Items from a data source
------------------------------------------------------------
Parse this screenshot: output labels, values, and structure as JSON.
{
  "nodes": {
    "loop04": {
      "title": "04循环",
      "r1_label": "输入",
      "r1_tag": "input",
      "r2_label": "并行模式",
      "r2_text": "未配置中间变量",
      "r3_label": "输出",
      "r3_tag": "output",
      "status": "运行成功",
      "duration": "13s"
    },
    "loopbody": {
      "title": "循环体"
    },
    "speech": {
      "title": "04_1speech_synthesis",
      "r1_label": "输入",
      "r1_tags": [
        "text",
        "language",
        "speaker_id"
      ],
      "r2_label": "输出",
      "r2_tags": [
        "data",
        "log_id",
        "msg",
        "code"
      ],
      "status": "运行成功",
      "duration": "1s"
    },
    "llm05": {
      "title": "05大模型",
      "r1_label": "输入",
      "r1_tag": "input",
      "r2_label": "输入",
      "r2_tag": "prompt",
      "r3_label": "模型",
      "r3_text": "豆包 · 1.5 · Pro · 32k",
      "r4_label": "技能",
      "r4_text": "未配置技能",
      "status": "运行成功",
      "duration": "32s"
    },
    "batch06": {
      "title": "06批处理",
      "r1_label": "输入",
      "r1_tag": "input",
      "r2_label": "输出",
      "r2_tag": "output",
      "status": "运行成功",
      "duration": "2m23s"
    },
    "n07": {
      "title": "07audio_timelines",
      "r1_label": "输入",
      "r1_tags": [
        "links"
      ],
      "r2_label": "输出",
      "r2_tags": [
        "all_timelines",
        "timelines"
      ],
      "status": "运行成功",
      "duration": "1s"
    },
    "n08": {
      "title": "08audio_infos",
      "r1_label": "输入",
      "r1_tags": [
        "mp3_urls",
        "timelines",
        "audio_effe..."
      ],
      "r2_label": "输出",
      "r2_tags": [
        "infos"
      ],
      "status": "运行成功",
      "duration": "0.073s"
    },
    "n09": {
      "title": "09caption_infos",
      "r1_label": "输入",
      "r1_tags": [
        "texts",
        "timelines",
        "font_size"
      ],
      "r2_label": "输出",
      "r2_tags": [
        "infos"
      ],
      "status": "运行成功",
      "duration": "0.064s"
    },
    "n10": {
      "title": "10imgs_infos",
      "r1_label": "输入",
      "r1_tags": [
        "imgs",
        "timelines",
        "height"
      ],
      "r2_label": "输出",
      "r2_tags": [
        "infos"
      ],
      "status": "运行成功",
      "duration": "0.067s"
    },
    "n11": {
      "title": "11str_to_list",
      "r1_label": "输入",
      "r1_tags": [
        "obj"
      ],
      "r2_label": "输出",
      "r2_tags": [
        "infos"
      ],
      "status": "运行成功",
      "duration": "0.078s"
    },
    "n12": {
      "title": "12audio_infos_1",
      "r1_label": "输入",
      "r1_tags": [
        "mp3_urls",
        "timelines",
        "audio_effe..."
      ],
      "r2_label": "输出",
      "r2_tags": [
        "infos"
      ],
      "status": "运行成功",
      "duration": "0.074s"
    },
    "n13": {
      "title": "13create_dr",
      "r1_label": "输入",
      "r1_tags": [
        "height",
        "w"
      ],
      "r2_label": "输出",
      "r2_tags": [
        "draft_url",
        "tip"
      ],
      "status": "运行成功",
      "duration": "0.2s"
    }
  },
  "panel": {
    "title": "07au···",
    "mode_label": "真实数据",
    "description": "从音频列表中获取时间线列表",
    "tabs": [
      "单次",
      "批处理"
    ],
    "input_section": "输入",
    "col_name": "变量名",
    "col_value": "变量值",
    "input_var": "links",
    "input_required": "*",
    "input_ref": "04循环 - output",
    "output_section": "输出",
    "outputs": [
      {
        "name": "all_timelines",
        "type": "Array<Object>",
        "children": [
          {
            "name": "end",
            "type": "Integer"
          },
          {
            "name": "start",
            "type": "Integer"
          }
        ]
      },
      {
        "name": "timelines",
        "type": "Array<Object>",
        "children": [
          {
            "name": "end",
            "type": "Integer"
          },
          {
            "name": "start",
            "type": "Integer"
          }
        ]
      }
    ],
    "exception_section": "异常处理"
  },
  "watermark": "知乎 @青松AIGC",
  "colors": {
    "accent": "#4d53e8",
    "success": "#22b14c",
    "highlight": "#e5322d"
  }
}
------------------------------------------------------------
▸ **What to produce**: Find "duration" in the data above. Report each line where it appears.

▸ **Result below**:
      "duration": "13s"
      "duration": "1s"
      "duration": "32s"
      "duration": "2m23s"
      "duration": "1s"
      "duration": "0.073s"
      "duration": "0.064s"
      "duration": "0.067s"
      "duration": "0.078s"
      "duration": "0.074s"
      "duration": "0.2s"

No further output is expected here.